The Ciro Rosso Riserva wines represent the finest that Ciro, and indeed Calabria, can produce. These are matured for at least two years before commercial release, of which six months must have been spent in oak barrels. Those bearing the term classico are from grapes grown at the very heart of the catchment area, and are theoretically superior.

The wines are universally tannic and full-bodied with good structure and a high alcohol content of up to 14%. They are generally intended for consumption within five years after vintage, but it can take up to ten years to soften out the tannic structure in the more robust examples.

About the general tasting notes, these wines are full-bodied, containing aromas of red fruits and spice complement undertones of cranberries, wild berries, and plums. On the palate, the ripe tannins make for an incredibly rich, yet easygoing red wine.

About Food Pairing: The wine can pair with sausage, spicy curry sauces, hot soppressata, and tandoori chicken.

Two Wines of Cosenza: Addoraca and Magliocco




An expert of southern wines shall add to his/her list a real Mediterranean treasure: “Addoraca”

It is a white Italian wine grape variety, growing in the Calabria region of southern Italy where it is blended with Coda di Volpe bianca, Malvasia bianca di Candia and Muscat blanc à Petits Grains.

The roots of Addoraca are believed to pertain to the province of Cosenza, where in local dialect the name Addoraca means “perfumed”. There, the grape has a long history of being a minor blending component in the Moscato di Saracena dessert wine.

Addoraca is today used in the production of passito-style wines, exclusively found in the province of Cosenza in Calabria where it is most notably used in the production of the straw wine Moscato di Saracena. Another name of Addoraca is Odoacra.

This wine well represents Cosenza, a province containing 155 municipalities, plus a community of Occitan language (also known as Langue d’oc, speaking in Guardia Piemontese, where this minority was formed by Vaudoi or Waldensian movement members, who moved to Cosenza to avoid religious persecution, in the 13th and 14th centuries). The wine has a long history, as this town of origin, Cosenza.

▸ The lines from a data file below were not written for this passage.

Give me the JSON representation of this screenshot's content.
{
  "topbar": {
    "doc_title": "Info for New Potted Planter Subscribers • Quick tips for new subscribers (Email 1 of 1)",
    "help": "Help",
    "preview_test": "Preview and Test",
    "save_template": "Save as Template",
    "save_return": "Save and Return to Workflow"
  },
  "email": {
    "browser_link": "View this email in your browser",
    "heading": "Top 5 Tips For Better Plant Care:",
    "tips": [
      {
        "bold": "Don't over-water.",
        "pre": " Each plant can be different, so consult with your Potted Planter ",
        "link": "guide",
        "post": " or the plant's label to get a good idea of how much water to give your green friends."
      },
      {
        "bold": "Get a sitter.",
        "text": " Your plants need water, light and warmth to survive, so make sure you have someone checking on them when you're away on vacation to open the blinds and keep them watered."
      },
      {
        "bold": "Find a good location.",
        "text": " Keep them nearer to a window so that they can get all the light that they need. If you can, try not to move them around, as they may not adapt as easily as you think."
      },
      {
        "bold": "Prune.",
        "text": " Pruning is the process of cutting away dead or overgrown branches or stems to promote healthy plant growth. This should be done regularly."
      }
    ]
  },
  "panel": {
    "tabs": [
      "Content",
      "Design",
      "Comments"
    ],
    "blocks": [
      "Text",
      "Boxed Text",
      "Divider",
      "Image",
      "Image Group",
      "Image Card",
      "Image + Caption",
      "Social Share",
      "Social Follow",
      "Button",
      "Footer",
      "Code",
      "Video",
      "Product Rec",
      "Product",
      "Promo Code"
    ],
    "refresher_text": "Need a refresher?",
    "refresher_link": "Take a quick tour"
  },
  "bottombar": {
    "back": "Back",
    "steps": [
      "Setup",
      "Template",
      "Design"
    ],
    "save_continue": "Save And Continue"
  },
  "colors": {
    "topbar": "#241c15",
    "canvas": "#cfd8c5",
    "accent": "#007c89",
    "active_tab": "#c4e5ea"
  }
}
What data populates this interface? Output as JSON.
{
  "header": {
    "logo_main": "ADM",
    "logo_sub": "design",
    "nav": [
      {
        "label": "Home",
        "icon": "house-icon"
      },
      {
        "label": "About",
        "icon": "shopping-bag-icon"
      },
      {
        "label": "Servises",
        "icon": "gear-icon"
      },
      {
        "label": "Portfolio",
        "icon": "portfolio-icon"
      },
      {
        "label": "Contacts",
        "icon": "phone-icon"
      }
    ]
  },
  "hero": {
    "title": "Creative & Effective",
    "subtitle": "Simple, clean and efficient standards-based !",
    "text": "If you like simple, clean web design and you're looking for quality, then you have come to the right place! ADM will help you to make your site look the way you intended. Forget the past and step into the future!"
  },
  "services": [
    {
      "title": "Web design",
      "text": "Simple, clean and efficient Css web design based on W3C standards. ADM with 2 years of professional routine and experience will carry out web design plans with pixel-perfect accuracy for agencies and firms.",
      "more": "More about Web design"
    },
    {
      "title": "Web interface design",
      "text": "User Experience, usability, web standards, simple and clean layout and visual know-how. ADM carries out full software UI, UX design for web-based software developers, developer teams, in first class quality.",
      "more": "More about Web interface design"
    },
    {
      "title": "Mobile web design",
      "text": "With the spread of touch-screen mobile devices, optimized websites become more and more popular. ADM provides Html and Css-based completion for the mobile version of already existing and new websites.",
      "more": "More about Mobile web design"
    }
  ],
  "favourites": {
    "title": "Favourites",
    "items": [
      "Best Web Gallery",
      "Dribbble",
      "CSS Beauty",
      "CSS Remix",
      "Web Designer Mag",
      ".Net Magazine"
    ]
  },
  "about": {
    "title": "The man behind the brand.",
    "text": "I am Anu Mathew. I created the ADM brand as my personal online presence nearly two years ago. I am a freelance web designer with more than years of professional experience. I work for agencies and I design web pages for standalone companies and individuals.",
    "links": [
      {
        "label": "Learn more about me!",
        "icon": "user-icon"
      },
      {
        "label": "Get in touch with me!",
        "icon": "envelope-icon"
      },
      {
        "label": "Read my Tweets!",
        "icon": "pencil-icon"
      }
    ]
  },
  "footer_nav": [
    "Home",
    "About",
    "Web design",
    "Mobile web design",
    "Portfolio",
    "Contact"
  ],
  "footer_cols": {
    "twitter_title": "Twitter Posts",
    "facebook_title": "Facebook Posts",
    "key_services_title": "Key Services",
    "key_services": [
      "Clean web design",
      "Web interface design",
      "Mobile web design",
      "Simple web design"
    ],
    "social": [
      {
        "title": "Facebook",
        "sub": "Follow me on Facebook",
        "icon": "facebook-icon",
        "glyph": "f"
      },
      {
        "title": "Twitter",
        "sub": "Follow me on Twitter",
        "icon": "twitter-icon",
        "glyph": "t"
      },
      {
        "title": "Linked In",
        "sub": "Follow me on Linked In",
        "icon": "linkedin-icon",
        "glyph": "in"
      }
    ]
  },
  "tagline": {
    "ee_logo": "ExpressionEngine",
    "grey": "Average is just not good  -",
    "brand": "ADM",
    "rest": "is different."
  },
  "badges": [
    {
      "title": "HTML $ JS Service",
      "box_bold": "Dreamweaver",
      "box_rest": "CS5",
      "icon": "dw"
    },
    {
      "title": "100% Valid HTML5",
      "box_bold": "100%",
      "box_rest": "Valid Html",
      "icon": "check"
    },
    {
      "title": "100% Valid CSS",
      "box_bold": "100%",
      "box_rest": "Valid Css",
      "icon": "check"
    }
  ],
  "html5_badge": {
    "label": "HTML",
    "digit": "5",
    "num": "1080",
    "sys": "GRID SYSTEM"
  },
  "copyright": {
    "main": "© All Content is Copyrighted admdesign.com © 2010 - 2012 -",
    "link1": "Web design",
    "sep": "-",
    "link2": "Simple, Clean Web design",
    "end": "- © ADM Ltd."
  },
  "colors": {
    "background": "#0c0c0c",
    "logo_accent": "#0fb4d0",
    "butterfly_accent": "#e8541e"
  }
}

Magliocco Dolce is another great wine coming originally from the area of Cosenza. Also known as Marsigliana nera, it is a red Italian wine grape variety that is grown mostly in the Calabria region of southern Italy, but its origins are on the La Sila plateau, where Magliocco Dolce may have originated.

A land near the lake “Lago Arvo” in the province of Cosenza gave raise to “Magliocco” grape and experts  believe that the name Magliocco means “tender knot” in Greek.

Therefore, potentially Magliocco Dolce (or Magliocco Canino) could have originated in Greece.  The connection with the lake “Arvo” is due to another name of this wine “Arvino”.

Nowadays, Magliocco is confounded with Gaglioppo or with Magliocco Canino, with Castiglione (particularly around Locride), Nerello Mascalese (in Sicily) and Nocera. Now its vineyard can be found in northern and western Calabria in the provinces of Catanzaro, Cosenza and Crotone.

Sometimes Magliocco Dolce has also other names: Gaddrica, Greco nero, Guarnaccia nera, Lacrima Cristi nera, Magliocco Tondo, Maglioccuni, Mangiaguerra, Nera di Scilla and Petroniere.



Cosenza began as a settlement of the Italic Bruttii tribe, and became their capital before the Romans invaded the area. The town was also conquered by the Romans in 204 BCE and was named “Cosentia”, then it was invaded by the Visigoths, by Byzantines and Lombards.

The city escaped the devastation of Lombards and Saracens, then by the first half of the eleventh century Calabria became a feudal dukedom of the Normans, with Cosenza as capital.

Afterwards, the Emperor Frederick II promoted the town, which grew until 1432 when King Louis III of Anjou settled in the castle of Cosenza with his wife Margaret of Savoy.

Since that time Cosenza knew a long list of military occupations. The Spanish army conquered it in 1500 and in 1707 the Austrians succeeded the Spanish in the Kingdom of Naples, followed by the Bourbons. From 1806 to 1815 Cosenza was subject to French domination and in 1860 Garibaldi’s troops added Cosenza to the new Kingdom of Italy.